WASHINGTON -- Right-hander Lucas Giolito, the Nationals' first-round pick in the 2012 First-Year Player Draft, has elbow soreness, according to general manager Mike Rizzo, and is being re-evaluated by Dr. Lewis Yocum in California.

Giolito's fastball has been clocked as high as 100 mph, and he has a power curveball, but he endured right elbow problems earlier this year, spraining his ulnar collateral ligament. Giolito would have been a higher pick if not for the injury. Giolito had been pitching for the Gulf Coast League Nationals.

"It's the same injury as he had prior to the Draft," Rizzo said. "We knew when we drafted him that this was an issue. We were comfortable with the fact that the worst-case scenario is Tommy John surgery, and we'll see if that's where we're headed. Going into this with our eyes wide open, we felt that this was a scenario and a possibility.

"If he needs surgery, we're going to give him the surgery. There's no sense in delaying it. We're in the process of getting a second opinion [about whether] he needs the surgery."

During the Rizzo era, the Nationals have had their share of pitchers -- Stephen Strasburg and Jordan Zimmermann to name two -- who have had Tommy John surgery and have come back to become successful pitchers.

"[The Nationals] are not worried. If [Giolito] had shoulder problems, then I would worry," said a person with knowledge of the situation.

Johnson: Better approach key to Nats' better hitting

WASHINGTON -- Entering Monday's action against the Braves, the Nationals were fifth in the National League with a .258 team batting average. That's a vast improvement from the previous two years, when they finished in the bottom five in this category.

What the difference this year? The team has a new philosophy about hitting compared to when Jim Riggleman was the manager. According to Johnson, there were too many hitters trying to hit the ball to the opposite field, and it made the players vulnerable on inside pitches. Johnson made it clear that hitting coach Rick Eckstein did not have this philosophy. Eckstein, who was not available for comment, was often overruled by the previous regime.

Like Johnson, Eckstein wanted the players to hit the ball where it is pitched, which they are doing. Players such as Ian Desmond and Jayson Werth have been consistent with the bat all year, while Danny Espinosa is having a great second half of the season, hitting .303 since the All-Star break entering Monday's action.

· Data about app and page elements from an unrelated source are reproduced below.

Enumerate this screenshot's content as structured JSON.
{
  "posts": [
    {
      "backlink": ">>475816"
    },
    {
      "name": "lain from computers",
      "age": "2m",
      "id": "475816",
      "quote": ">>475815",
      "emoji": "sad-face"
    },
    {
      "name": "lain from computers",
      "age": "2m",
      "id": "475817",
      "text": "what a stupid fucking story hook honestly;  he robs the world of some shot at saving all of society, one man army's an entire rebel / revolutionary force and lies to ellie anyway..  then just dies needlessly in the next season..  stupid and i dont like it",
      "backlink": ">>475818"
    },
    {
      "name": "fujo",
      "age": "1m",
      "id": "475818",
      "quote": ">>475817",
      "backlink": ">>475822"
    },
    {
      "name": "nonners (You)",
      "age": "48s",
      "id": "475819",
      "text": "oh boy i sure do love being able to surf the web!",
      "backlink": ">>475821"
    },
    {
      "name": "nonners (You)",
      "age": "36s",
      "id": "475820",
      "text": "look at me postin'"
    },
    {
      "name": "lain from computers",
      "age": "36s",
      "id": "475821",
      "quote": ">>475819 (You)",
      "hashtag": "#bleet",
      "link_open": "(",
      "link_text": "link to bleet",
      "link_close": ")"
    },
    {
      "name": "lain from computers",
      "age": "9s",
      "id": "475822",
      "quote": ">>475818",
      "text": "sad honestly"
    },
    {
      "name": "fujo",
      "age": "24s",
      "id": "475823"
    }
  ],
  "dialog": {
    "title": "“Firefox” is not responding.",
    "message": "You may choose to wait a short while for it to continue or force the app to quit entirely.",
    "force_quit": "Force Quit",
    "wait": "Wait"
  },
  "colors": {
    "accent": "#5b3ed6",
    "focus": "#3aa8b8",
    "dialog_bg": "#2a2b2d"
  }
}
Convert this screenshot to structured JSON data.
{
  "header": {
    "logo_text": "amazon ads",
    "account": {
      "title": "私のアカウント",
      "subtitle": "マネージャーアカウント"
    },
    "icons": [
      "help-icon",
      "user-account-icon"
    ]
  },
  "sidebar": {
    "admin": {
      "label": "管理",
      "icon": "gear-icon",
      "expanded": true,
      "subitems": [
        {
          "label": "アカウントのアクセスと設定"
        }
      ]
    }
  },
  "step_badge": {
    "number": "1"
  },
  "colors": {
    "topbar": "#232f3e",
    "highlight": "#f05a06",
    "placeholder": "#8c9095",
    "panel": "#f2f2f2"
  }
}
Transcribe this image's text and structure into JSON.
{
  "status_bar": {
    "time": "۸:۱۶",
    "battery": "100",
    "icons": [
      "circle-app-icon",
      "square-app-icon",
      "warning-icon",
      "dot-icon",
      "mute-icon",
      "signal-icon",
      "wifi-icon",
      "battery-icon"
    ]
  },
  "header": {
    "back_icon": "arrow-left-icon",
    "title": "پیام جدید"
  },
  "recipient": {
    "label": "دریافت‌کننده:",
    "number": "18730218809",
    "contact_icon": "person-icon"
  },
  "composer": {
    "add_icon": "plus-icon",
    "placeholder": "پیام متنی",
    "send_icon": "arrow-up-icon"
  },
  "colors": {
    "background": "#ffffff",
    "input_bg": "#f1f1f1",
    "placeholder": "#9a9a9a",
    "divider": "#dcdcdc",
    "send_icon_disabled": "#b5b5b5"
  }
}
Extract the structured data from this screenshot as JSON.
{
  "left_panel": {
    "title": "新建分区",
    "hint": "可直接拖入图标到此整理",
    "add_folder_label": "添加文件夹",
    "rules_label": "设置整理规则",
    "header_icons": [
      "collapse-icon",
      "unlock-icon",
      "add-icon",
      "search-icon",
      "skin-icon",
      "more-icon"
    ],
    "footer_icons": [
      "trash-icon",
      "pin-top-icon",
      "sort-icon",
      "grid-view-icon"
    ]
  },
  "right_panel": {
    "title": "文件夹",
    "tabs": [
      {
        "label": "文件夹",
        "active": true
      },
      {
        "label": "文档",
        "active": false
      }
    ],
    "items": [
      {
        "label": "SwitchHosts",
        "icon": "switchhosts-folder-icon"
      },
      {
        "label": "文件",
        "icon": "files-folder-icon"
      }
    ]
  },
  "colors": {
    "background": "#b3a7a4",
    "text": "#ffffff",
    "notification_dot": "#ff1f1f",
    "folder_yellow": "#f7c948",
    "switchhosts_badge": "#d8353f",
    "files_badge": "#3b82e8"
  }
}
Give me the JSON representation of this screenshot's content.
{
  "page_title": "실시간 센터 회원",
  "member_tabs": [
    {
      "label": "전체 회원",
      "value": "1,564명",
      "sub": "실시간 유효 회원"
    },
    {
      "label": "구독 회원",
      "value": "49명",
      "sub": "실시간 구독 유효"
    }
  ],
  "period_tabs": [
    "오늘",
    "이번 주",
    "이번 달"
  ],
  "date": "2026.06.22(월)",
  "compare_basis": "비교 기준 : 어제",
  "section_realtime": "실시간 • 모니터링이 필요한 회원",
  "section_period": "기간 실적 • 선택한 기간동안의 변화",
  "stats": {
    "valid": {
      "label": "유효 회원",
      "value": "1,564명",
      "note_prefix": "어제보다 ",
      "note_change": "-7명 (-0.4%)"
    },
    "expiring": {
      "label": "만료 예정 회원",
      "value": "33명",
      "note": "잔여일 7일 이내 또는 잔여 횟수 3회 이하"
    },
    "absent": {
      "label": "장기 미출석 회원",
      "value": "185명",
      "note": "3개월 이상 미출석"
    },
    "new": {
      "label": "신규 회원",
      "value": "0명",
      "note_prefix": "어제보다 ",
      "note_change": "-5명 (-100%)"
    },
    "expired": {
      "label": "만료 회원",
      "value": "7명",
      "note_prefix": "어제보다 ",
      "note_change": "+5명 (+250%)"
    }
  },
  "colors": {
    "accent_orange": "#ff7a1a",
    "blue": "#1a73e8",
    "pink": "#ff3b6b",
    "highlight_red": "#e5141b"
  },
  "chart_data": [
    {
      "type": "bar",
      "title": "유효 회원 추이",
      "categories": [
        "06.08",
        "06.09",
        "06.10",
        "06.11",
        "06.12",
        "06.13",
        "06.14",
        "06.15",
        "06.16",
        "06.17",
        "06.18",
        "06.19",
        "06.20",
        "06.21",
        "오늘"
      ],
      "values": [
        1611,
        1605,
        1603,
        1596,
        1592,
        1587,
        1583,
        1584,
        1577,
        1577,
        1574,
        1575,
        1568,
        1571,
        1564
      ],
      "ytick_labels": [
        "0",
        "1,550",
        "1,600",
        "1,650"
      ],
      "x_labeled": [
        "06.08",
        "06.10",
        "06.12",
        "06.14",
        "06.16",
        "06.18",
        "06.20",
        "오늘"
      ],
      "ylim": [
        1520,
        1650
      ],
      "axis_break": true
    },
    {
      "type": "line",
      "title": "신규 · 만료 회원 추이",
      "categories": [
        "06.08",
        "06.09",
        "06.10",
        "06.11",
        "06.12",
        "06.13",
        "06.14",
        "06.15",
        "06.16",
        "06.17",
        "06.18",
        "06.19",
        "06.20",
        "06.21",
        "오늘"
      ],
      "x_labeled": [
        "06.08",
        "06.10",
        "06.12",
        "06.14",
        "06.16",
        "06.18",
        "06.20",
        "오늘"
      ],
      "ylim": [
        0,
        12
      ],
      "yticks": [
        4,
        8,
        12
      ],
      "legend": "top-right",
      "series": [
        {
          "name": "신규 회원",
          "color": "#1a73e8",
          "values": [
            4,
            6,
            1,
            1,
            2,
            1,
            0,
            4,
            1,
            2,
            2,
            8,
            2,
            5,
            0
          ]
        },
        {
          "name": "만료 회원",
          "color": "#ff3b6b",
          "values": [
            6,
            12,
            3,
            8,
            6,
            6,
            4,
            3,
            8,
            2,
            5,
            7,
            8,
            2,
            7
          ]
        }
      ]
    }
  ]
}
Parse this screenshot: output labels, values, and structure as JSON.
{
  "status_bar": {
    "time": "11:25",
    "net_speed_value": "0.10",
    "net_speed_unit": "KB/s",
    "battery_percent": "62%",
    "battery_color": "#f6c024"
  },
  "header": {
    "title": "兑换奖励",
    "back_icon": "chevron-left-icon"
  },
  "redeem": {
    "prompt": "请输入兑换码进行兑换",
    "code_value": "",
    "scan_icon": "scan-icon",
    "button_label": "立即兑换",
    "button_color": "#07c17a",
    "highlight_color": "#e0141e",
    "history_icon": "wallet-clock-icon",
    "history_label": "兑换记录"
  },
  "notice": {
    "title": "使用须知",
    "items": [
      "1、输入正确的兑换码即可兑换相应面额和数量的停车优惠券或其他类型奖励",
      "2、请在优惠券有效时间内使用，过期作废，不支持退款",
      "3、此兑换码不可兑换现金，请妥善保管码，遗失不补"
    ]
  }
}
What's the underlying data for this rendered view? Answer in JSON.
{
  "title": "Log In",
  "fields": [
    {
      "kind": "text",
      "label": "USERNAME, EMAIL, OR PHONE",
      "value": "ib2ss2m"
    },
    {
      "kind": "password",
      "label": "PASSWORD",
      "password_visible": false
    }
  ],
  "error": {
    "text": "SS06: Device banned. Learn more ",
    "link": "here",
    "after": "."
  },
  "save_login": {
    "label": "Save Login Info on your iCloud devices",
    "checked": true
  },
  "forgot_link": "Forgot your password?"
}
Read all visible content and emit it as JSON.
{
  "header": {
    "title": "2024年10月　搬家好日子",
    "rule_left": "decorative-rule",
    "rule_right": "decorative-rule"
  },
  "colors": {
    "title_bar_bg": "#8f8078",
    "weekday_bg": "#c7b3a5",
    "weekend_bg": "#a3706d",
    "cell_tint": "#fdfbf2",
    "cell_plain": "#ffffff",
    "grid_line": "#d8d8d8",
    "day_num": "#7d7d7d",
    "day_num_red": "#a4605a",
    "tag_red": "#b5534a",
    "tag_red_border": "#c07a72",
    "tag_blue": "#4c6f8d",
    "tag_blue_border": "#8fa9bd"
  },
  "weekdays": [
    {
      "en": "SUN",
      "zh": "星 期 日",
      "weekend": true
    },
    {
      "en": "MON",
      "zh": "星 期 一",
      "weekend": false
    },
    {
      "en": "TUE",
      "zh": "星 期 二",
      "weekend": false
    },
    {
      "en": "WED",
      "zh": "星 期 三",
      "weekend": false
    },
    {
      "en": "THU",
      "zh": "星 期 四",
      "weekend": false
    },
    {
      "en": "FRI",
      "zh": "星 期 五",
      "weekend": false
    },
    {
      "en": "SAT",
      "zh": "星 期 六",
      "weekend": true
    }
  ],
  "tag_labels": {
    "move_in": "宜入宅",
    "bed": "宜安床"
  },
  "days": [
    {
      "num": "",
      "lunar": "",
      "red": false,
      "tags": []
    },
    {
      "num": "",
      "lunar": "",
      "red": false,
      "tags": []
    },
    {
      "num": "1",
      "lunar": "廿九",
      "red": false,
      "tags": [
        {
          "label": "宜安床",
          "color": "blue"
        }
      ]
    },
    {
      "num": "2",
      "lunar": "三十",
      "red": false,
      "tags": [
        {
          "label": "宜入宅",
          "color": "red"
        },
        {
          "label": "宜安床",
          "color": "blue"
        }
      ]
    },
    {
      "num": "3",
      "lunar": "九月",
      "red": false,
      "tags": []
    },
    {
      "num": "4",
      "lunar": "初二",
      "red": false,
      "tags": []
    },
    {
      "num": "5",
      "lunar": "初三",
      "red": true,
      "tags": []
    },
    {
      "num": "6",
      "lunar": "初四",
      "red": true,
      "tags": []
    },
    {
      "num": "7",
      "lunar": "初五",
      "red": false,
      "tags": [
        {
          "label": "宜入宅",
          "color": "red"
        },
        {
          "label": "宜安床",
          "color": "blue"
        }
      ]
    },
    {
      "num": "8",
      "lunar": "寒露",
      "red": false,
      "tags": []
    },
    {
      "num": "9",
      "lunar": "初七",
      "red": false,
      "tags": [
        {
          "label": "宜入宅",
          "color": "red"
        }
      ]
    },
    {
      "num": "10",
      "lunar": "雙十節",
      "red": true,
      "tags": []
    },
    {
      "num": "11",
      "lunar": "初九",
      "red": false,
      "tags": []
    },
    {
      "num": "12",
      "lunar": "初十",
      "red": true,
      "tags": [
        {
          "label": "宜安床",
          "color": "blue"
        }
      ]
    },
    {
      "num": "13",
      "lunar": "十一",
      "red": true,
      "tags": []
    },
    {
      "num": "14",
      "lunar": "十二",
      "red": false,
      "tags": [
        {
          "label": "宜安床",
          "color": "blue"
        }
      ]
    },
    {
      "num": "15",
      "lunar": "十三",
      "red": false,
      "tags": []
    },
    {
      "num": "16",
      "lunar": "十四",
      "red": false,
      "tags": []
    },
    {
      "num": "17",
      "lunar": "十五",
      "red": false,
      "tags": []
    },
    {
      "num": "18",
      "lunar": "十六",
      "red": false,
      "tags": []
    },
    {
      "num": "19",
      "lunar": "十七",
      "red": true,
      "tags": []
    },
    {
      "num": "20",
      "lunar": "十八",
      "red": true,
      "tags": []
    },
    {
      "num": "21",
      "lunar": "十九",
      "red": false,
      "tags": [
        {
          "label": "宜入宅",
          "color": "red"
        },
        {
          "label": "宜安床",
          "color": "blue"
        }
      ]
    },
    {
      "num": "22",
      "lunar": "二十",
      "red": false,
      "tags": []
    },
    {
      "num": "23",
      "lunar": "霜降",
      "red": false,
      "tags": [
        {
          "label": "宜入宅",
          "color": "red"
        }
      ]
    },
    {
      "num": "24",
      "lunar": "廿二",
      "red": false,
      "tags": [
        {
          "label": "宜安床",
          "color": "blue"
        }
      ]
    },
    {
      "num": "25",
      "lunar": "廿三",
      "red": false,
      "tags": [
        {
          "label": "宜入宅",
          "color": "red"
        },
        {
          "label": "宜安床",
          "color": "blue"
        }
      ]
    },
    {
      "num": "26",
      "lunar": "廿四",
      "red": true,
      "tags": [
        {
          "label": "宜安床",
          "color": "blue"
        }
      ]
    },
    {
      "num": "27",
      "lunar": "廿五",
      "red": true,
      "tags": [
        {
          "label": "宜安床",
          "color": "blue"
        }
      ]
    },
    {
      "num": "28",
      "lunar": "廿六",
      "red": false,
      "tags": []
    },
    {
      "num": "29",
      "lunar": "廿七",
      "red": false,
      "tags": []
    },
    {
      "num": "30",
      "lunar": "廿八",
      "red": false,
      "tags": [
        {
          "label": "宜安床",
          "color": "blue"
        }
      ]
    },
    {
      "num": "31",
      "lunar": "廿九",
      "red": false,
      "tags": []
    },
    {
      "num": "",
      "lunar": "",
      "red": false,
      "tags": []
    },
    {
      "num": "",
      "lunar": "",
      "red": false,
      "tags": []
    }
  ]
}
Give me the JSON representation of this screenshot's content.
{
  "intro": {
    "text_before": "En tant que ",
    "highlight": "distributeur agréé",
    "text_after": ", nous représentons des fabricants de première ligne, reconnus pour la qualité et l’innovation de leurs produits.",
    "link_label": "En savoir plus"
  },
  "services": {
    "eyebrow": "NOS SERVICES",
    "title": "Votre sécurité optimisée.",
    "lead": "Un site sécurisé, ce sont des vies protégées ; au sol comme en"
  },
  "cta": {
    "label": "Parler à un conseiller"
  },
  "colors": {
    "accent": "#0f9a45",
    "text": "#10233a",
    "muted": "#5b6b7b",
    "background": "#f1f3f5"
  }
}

"To a man, we got a little too much concerned about hitting the ball the other way," Johnson said. "I think the regime before liked everybody to go the other way. We really couldn't handle fastballs [inside]. We didn't hit the ball where it was pitched. We have the talent to hit the ball where it was pitched, but we were a little defensive. ... We had the book on us. ... 'Pound them in with hard stuff,' and we weren't able to do much.

"Rick Eckstein has done a great job and got them to stay inside, hit the ball where it was pitched. They don't have to cheat to get to the fastball. Just become better hitters. We are not 100 percent where we need to be. We still have certain hitters who still have lapses going back. I call it a defensive swing, a longer swing, when we face a really good pitcher. Unless we are in that attack mode, we can be pitched to."

Worth noting

• Cesar Izturis passed through waivers and has elected to become a free agent. He played in five games for Washington and went 2-for-4 with four runs scored. He was claimed off waivers from the Brewers on Aug. 6. The Nationals had hoped Izturis would take some time off, sharpen his skills, and then they would have brought him back to the big leagues on Sept. 1.